A young boy and his mother were on their way home after attending the opera when the boy said, “Mom, that man who did all the singing must think a lot of himself.” “Why would you say something like that?” the mother asked. “Because”, he replied, “Every time the man started to sing, he’d say ‘Me, Me, Me, Meee.'”
We don’t know exactly what songs the first century church had a habit of singing together. We have the book of Psalms, there are sections of scripture that are thought of as recognizable doxologies, and we even have a moment or two when the New Testament scriptures explicitly say certain individuals were singing. But for the most part we don’t have a numbered list of songs (i.e. a modern-day songbook) that identifies what the early church used in worship.
Although we may not be able to “confidently” identify any of the first century church’s songs, we can identify how they were meant to sing … and it wasn’t with the purpose of making it all about, “Me, Me, Me, Meee.”
“speaking to one another in psalms and hymns and spiritual songs, singing and making melody in your heart to the Lord,” (Ephesians 5:19 NKJV)

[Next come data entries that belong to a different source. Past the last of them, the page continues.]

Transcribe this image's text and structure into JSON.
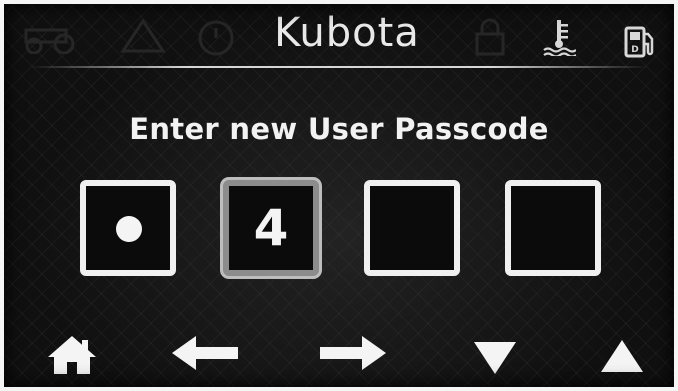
{
  "header": {
    "brand": "Kubota",
    "icons": {
      "left_faded": [
        "tractor-icon",
        "warning-icon",
        "timer-icon"
      ],
      "center_faded": "lock-icon",
      "coolant": "coolant-temperature-icon",
      "fuel": "fuel-pump-icon"
    }
  },
  "passcode": {
    "prompt": "Enter new User Passcode",
    "slots": [
      {
        "display": "masked",
        "value": "•"
      },
      {
        "display": "digit",
        "value": "4",
        "active": true
      },
      {
        "display": "empty",
        "value": ""
      },
      {
        "display": "empty",
        "value": ""
      }
    ]
  },
  "nav": {
    "buttons": [
      "home-icon",
      "arrow-left-icon",
      "arrow-right-icon",
      "triangle-down-icon",
      "triangle-up-icon"
    ]
  },
  "colors": {
    "background": "#101010",
    "foreground": "#f0f0f0",
    "active_border": "#8c8c8c"
  }
}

Nothing about the singing of the early church was meant to be egocentric; it was quite the opposite! The early church’s purpose of singing in worship was to remind one another about the higher purpose of living in God’s calling (which is the context of Ephesians 5:19) and to bring, and give, glory to God within their heart. And if our modern-day purpose falls short of the same standard, then it doesn’t matter what song we’re singing, we’re making it about us and not about what God desires.